Why Rand Paul is wrong about the Civil Rights Act
Given that the Civil Rights Act is in no danger of repeal and the libertarian-ish wing of the Republican Party offers some interesting opportunities for coalition building on civil liberties and foreign policy, I’m kind of surprised by the liberal reaction to Rand Paul’s nomination. That said, everyone with libertarian sympathies can acknowledge that Rand Paul is completely, utterly wrong on desegregation. I was going to write a post about this, but then I remembered that Jason wrote a great paper explaining why the Civil Rights Act was a necessary response to institutionalized discrimination:

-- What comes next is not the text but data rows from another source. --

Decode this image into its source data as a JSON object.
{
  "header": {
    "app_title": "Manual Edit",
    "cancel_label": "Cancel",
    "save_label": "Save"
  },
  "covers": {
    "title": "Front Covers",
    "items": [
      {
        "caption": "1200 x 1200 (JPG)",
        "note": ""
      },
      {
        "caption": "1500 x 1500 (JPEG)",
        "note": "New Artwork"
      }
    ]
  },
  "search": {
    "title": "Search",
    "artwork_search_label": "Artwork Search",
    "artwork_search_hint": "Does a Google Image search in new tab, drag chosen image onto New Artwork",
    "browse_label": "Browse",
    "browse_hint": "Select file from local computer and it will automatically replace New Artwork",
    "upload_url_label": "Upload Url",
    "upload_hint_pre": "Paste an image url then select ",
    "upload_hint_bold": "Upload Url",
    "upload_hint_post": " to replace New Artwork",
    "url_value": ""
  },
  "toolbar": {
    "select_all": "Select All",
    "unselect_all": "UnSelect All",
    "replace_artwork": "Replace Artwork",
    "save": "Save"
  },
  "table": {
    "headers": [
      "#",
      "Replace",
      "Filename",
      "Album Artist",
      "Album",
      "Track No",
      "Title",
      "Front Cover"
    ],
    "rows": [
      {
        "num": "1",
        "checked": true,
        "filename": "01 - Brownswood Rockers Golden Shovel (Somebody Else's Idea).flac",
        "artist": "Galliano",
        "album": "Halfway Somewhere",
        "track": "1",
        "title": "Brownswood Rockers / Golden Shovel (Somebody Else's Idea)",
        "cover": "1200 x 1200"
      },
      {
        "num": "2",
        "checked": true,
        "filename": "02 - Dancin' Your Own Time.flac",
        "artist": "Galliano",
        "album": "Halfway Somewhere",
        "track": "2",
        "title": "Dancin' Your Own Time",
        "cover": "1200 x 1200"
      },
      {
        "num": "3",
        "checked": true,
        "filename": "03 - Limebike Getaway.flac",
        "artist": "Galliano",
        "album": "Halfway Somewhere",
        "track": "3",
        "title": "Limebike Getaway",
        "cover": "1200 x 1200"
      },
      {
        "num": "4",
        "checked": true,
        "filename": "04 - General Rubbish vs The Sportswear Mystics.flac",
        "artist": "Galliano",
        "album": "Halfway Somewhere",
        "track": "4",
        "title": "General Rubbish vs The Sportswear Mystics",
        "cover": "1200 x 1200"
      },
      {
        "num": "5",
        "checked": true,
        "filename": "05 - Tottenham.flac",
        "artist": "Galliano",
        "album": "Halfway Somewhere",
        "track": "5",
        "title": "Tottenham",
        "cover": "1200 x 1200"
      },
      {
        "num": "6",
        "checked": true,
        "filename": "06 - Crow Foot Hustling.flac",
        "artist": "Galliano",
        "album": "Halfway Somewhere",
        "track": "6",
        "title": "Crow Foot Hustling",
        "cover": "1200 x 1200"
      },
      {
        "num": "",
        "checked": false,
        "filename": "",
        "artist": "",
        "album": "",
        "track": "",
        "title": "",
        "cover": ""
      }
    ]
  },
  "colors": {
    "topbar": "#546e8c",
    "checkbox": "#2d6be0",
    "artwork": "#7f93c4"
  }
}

Some skeptics of the civil rights movement have viewed racial discrimination as an essentially private matter that did not warrant the extensive state intervention. This view is untenable. Although certain measures passed in the name of black civil rights still raise serious legal issues in light of strict constitutional construction, the civil rights movement also dismantled a wide variety of even more troubling measures. Most of these can be characterized as straightforward impediments to the freedoms of movement, trade, and association. Although, if given a free market and a neutral state, economic incentives will tend to work against racial discrimination, American history has never witnessed a neutral state. Instead, and until the mid-20th century, the market incentives that might have worked against discrimination were repeatedly frustrated. Recent historical scholarship, notably from left-leaning scholars, has done much to show the depth and surprising recentness of state support for discrimination.

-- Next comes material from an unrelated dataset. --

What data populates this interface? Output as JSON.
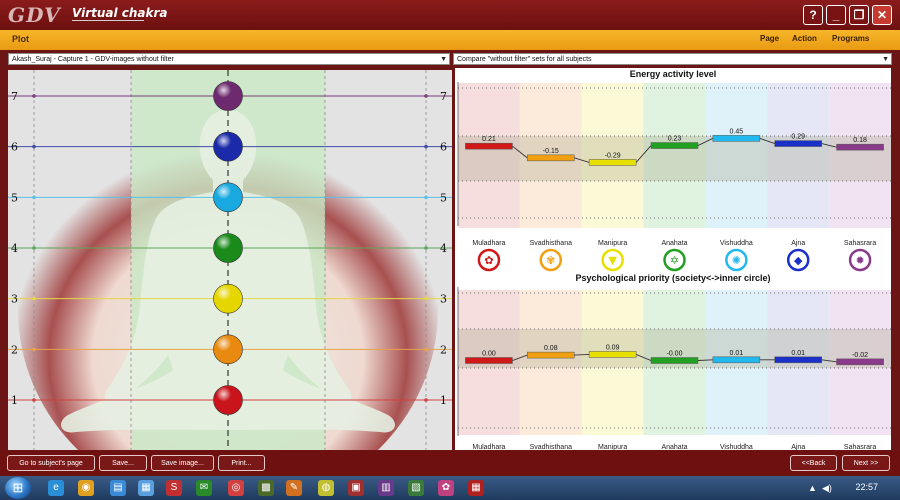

As a result, even those not ideologically on the left can rethink the civil rights movement as a complex set of tradeoffs that moved the United States from one type of interventionism to another, much more benign one. On the whole, state intervention into the lives of ordinary citizens shrank in this area of life, rather than grew. Although libertarian and conservative intellectuals of that era viewed certain developments, notably the Civil Rights Act of 1964, with great alarm, this alarm was badly misplaced.
I guess this raises some interesting hypotheticals: If discrimination was pervasive and a purely private affair, would libertarians still support something as intrusive as the Civil Rights Act? Regardless, the idea that institutionalized segregation justified a countervailing federal response is totally correct. Somebody should tell Rand Paul.